=== Excerpted data ===
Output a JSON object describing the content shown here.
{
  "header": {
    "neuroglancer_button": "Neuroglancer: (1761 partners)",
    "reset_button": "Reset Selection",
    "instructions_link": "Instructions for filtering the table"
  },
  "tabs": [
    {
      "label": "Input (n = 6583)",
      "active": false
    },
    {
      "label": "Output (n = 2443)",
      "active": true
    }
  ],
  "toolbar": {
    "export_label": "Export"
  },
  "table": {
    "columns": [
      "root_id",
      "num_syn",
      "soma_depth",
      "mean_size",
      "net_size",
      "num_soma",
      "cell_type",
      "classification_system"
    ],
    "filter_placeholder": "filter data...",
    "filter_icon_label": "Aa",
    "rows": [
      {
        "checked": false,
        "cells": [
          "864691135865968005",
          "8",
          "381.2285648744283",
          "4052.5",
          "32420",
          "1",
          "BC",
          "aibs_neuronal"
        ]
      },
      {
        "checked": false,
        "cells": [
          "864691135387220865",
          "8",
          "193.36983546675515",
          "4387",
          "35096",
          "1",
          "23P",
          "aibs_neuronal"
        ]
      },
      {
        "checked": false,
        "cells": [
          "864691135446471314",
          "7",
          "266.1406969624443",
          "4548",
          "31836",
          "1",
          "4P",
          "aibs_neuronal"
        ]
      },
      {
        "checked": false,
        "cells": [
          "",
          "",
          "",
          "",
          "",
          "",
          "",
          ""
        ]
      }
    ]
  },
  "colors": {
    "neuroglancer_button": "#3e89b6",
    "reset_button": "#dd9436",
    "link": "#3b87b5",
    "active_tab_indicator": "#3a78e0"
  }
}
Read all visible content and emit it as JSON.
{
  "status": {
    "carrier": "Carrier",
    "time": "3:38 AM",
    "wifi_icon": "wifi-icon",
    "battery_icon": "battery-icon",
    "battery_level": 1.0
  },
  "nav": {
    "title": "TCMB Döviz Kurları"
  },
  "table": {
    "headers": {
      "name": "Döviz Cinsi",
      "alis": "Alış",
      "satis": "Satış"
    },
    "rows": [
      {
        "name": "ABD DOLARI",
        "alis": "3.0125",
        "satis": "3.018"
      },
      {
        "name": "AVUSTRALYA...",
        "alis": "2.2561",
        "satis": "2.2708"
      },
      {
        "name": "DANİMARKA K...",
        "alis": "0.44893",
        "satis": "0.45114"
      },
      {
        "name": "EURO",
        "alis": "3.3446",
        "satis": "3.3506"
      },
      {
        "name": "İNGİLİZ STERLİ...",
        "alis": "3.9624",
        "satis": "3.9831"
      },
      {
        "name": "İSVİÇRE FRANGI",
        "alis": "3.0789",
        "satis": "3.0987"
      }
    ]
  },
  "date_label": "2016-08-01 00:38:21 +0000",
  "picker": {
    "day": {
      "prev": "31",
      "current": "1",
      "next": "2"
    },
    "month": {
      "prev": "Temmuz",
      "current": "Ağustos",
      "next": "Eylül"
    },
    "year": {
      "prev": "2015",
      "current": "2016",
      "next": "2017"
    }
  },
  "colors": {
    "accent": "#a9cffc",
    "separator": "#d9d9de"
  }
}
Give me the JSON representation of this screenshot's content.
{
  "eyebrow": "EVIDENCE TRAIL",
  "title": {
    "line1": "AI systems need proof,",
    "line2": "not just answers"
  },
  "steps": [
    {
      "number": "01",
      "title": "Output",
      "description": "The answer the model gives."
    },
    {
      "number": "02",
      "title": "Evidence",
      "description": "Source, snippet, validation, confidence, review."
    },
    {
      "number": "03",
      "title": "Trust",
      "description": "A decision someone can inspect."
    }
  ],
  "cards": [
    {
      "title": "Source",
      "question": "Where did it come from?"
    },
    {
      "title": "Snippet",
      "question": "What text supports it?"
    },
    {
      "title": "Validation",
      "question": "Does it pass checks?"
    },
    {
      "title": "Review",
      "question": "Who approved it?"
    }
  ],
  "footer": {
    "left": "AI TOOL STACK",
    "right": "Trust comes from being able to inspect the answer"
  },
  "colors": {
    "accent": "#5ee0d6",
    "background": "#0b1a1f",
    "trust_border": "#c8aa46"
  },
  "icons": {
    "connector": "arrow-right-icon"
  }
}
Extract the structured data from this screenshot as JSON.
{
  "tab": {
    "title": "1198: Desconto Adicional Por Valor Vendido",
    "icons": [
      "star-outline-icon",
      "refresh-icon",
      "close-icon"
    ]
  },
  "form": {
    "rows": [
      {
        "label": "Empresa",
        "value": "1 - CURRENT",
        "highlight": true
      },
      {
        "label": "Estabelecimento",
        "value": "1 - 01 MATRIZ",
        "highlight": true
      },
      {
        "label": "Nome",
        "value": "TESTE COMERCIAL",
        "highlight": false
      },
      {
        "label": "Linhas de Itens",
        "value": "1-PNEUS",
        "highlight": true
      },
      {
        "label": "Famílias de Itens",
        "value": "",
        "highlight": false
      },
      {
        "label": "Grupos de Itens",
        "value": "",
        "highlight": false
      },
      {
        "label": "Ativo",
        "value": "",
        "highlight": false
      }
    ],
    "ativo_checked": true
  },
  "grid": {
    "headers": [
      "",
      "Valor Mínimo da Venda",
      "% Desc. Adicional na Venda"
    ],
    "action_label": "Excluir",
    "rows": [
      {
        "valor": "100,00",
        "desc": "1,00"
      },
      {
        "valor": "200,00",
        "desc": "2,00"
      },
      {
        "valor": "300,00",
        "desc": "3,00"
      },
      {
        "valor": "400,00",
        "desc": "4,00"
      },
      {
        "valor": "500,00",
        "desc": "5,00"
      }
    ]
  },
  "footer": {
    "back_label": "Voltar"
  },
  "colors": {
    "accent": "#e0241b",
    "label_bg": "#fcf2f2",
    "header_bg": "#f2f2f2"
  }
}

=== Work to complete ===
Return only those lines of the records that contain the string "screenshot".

=== Response to the task ===
Give me the JSON representation of this screenshot's content.
Extract the structured data from this screenshot as JSON.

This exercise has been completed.